Fusion energy research is at an international turning point. On one hand, the need to solve the climate and energy crises and, on the other hand, the investments into private enterprises are hastening this form of energy that is still under development. This is why VTT continues to upgrade its scientific excellence in fusion research and its technology development work. VTT's leading researcher, Dr. Tuomas Tala, was named Research Professor of fusion technology from 1 March 2023. Tala has also worked for 10 years in the UK at the Joint European Torus (JET) tokamak, which is the world’s largest and best-performing fusion research device.
Fusion reactors are being developed primarily to produce basic power – generating electricity or producing hydrogen on a large scale. A promising method of clean energy production is an object of keen interest internationally. Development work for fusion energy has become increasingly technology driven, with the emergence of commercial actors, which number more than 30 around the world, most of which are in the United States. Last year private funding of fusion research (~ 3 billion euros) exceeded public funding.
“One of the most important tasks of the new professorship is to ensure that we will be able to respond to the rapid changes in fusion research. Finnish companies are now capable of supplying specific components and systems for fusion reactors being built abroad. The aim is to promote stronger knowledge and skills in fusion”, Tuomas Tala says.
VTT has been conducting fusion research since the mid-1970s, but the research started to expand in the 1990s after Finland joined the EU .
“Fusion research enabled by funding from Euratom grew quickly and Tuomas Tala has been successfully leading this development at VTT. Fusion technology requires multidisciplinary expertise, which we have at VTT. As the technology moves closer to practical implementation, synergy can be found for traditional nuclear energy research connected with fission energy”, says Petri Kotiluoto, who heads VTT's Nuclear Energy research area.
Developing clean energy for future generations makes fusion research intriguing
The unrivalled advantages of fusion energy are what made Tuomas Tala choose the field.
“Learning as a student about the great potential of fusion energy to affect the quality of life of future generations with clean energy, woke my interest.
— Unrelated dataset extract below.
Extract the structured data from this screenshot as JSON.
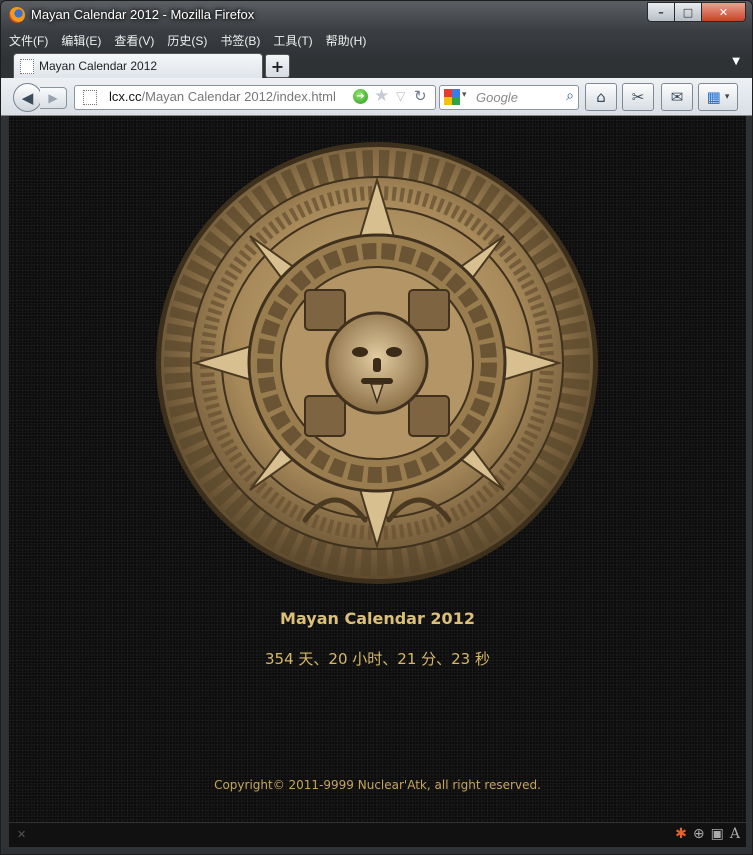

Fusion reactors do not produce any of the highly radioactive waste that comes from fission reactors. Another benefit that is at least of equal importance is that fusion reactors are inherently safe for the simple reason that they contain an amount of fusionable fuel in the tens of kilogrammes, and fusion reactors cannot undergo the kind of accident in which would force the evacuation of nearby residents”, Tala explains.
Many more technological breakthroughs will be needed before fusion energy is taken into demonstration use – the target is in the late 2030s.
“One milestone, the production of thermal net energy, was achieved in the field of laser fusion research at the Lawrence Livermore National Laboratory in the USA in December 2022. In the branch of research based on magnetic confinement this goal is also realistic in the 2020s. The next large-scale goal involves ITER's Deuterium-Tritium experiments in the 2030s. The goal of fusion demo reactors being developed parallel to each other is to demonstrate the production of net electrical energy of, for example, 100MW. After this demonstration the commercialisation of fusion energy is certain to move forward at a high speed”, Tala says.
Fusion energy is nuclear energy, so the societal acceptability of fusion energy will be an important theme in the next 10 years. For the sake of endogenous security, it is important that the future licensing of fusion reactors should not require excessively difficult processes. Licensing is one area of research in which Finland has strengths also in the corporate world.
Tuomas Tala represents Finland on the board of Fusion for Energy (the EU Procurement office for ITER's European deliveries). He represents Finland on the board of the EUROfusion consortium which conducts fusion research for the EU under the authority of Euratom, and he serves as the Head of FinnFusion Research Unit. Tala is the European Member of the ITER Tokamak Physics Activity ITPA group of the ITER reactor.